In this week’s post Fiona Hall continues with the story of Eugene Bourdon who was killed at the Battle of the Somme.
‘I trust, therefore, that you will have no further disquietude… but rest contented that although you are absent in body your spirit rules over the school which is at once your creation and your monument’. Secretary John M. Groundwater to Bourdon, July 1916.
This second instalment of Bourdon’s story will focus on his experience of war on the Western Front; through letters dating from 1914 to 1916, we are given an insight into Bourdon’s life at the front, his bravery and his modesty.
In a letter dated February 22nd 1915 Groundwater writes: ‘we are all delighted to hear from you and many are the enquiries made on your behalf. We sincerely trust that this terrible struggle will soon give way to a permanent peace… wishing you every success and that you may soon be in Glasgow safe and sound’.
What becomes apparent throughout the correspondence is the admiration and fondness felt for Bourdon by the staff and students, as the extract above illustrates.
Pictured below is one of several Carte de Franchise Militaire that Bourdon sent to the Secretary of GSA John M. Groundwater. The majority of the correspondence about Bourdon in our collections is between him and Groundwater, although Bourdon did correspond directly with Director Fra Newbery as well.
1914: Declaration of war, and leaving Glasgow behind.
‘Begin the session without me. Register the marks given. I will come after the War. Bourdon’
The above telegram to the School, dated 13th September 1914, marks the beginning of Bourdon’s role in the Great War. Following the outbreak of war in July 1914 Bourdon, like several other colleagues, felt a duty to fight for his nation. Upon his request, he was granted a leave of absence by the School.
Following his return to France, Bourdon, who had previously served with the French Army Reserve as a Staff Captain, re-joined and was allocated to the 78e Brigade. From two letters, one from Bourdon and his mother to the School respectively, we know that he had the opportunity to visit his home near Versailles before returning to the front.
In the Archives and Collections are a number of letters that narrate Captain Bourdon’s experience of war. There are no lengthy paragraphs full of detailed descriptions; instead the letters are filled with queries regarding his salary and income tax, coupled with references to the events taking place around him. Scattered throughout the correspondence, these snippets of his experience highlight to the reader the reality of his situation and also the possibility of his death.

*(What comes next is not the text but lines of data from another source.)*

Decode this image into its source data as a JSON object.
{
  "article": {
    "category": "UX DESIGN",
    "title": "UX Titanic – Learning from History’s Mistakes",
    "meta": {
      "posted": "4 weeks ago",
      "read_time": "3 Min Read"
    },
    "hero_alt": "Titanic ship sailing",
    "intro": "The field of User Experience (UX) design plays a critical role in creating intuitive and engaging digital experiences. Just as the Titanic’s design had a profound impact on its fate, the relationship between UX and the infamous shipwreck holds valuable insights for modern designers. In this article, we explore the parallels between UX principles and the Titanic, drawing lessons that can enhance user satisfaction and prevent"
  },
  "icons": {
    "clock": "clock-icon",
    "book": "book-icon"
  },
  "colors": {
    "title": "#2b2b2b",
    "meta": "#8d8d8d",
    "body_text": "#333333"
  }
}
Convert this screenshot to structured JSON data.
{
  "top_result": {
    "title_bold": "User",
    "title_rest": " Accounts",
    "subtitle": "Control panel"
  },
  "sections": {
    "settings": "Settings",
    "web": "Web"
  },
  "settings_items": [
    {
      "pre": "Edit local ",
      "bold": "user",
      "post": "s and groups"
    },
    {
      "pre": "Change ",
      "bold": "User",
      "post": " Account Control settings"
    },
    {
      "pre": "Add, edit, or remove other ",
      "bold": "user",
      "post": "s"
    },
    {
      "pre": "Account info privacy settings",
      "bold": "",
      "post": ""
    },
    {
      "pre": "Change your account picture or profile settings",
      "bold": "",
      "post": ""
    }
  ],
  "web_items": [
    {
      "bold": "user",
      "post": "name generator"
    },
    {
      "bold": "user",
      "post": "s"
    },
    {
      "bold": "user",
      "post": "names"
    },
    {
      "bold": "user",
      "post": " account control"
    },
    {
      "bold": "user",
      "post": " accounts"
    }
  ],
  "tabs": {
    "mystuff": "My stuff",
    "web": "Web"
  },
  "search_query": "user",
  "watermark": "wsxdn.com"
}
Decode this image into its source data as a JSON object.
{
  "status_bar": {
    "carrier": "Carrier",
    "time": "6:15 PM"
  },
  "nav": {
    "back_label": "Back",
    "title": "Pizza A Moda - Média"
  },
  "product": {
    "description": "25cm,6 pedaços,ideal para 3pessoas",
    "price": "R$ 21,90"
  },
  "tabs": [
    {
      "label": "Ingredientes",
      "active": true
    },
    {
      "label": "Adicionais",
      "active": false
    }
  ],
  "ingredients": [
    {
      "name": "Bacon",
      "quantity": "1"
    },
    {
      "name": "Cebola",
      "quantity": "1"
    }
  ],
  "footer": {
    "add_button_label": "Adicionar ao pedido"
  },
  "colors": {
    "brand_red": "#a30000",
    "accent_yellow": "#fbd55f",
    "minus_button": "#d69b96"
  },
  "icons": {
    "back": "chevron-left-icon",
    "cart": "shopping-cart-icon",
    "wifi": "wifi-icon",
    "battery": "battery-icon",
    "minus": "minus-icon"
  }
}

For example, in a letter dated 19th January 1915, regarding his affairs Bourdon writes:
‘before leaving tonight for perhaps a rather dangerous mission. I have 999 chances of coming back safe, but for the 1/1000 chance I prefer to be quite in good order’.
This concludes this week’s post. More details about his military service from 1915-1916 will be covered in our next and penultimate blog post about Bourdon, “Remembering Bourdon Part 3: Bravery and Life at the Front”. Until next time!